Several vendors offer portable containers, but choosing their software inevitably introduces an element of lock-in. The provider of one of the most popular technologies used in building containers recently changed its licensing terms to require large organizations to buy individual subscriptions for all staff using certain products.3 For those enterprises, this seemingly small change could mean tens or hundreds of thousands of dollars of additional expenses.
Building for cloud portability
Committing to the services provided by a CSP needn’t mean sacrificing flexibility. The smart solution is to choose the CSP-specific services that best meet your needs while remaining “cloud portable”—that is, retaining the ability to move your systems and workloads to another provider if circumstances change. Being “cloud portable” means maintaining a continuous view of which CSP-specific services you are using and what it would cost to switch vendors if you had to. With this in mind, companies can take a variety of approaches to portability:

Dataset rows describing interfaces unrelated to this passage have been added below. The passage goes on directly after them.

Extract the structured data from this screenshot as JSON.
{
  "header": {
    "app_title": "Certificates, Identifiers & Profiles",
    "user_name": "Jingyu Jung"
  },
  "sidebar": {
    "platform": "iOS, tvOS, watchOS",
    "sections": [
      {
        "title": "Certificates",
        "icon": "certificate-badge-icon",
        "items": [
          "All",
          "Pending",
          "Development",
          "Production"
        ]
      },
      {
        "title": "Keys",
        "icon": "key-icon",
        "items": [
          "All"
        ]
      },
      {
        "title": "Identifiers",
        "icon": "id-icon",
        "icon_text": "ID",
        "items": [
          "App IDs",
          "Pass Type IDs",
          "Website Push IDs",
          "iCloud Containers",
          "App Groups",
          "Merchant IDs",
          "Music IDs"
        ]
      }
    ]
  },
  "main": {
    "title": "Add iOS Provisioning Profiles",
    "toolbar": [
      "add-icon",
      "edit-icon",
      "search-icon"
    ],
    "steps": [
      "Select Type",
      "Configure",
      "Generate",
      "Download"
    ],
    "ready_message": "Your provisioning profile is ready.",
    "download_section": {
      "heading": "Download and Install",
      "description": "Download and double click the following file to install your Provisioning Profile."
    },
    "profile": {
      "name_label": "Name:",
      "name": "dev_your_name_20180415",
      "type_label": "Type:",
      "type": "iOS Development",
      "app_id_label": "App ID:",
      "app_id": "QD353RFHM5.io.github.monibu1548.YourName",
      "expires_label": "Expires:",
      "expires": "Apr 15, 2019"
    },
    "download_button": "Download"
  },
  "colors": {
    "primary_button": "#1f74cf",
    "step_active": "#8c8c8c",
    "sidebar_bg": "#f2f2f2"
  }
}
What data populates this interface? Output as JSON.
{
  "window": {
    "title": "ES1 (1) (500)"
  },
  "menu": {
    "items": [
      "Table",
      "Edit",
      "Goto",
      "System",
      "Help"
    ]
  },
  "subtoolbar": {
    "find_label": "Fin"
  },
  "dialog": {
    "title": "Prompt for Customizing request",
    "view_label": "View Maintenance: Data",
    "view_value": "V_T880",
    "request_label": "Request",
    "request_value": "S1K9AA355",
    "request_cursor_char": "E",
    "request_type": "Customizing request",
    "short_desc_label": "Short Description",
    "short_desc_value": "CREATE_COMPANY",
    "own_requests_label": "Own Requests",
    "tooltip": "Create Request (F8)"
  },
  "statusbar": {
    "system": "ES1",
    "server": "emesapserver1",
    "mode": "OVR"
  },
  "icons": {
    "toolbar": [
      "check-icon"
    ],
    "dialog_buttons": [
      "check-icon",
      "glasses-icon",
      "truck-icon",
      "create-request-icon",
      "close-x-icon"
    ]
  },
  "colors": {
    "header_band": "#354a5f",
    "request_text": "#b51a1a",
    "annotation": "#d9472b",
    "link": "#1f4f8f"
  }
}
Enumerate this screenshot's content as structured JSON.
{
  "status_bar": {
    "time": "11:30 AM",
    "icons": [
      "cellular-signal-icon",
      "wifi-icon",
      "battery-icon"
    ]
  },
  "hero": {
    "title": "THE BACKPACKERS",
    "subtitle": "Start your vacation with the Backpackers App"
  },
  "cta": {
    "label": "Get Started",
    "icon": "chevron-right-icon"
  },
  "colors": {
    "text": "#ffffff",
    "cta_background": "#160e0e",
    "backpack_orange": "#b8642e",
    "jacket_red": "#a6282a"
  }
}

- Using containers for third-party applications. Creating container clusters to host commercial off-the-shelf (COTS) or third-party applications can be an effective way to use containers in a cloud infrastructure. Many vendors already bundle their software in containers and design their application platforms to allow different subcomponents to scale horizontally within a container cluster. Since these vendors can’t predict which CSPs their customers will use, they take on the burden of providing all the necessary capabilities, engineering, and operational capacity, and factor it into their licensing models.
- Using infrastructure as code (IaC) to access services from any CSP. Companies can use IaC to automate the selection of useful services at deployment time based on simple variables in the infrastructure code. This allows for a hybrid strategy that combines the advantages of multicloud with the power of CSP-specific services (see sidebar “Building a multicloud, three-tier, serverless app with Terraform”).
- Using a highly standardized abstraction layer. Most CSPs have proprietary IaC tools specific to their cloud environment. Using a standardized IaC abstraction layer such as Terraform to codify infrastructure deployments makes it easier to manage any changes that CSPs make in their services or to switch from one CSP variant of an infrastructure service to a different one without heavy modification.
- Splitting operations between clouds. Segmenting workloads and placing them on different clouds sends a clear message that you have relationships with multiple CSPs. Workloads can be segmented by business unit, functional domain, country, or technology layer, with developers aligned to each workload/cloud combination. The principle of using the CSP-specific services that best support your needs still holds, of course. Supporting multiple clouds may require a larger developer workforce, but analysis will reveal whether the additional talent cost is outweighed by the developer time saved.
It’s worth noting that CSPs are aware of customer concerns about vendor lock-in and have invested in services that make it easier for clients to export their code, logic, and data to other services in a structured way. With cloud portability a selling point to attract new customers and additional workloads, CSPs can be expected to continue innovating in this area.
Strategic flexibility on cloud is undoubtedly worth pursuing, but using containers indiscriminately is not the way to achieve it. Rather, the answer lies in a thoughtful selection of the CSP-specific services that best suit a company’s context and needs, informed by a clear view of the costs and trade-offs involved. With the right approach, businesses can mitigate lock-in concerns while still taking advantage of CSP-specific benefits that can deliver enormous value.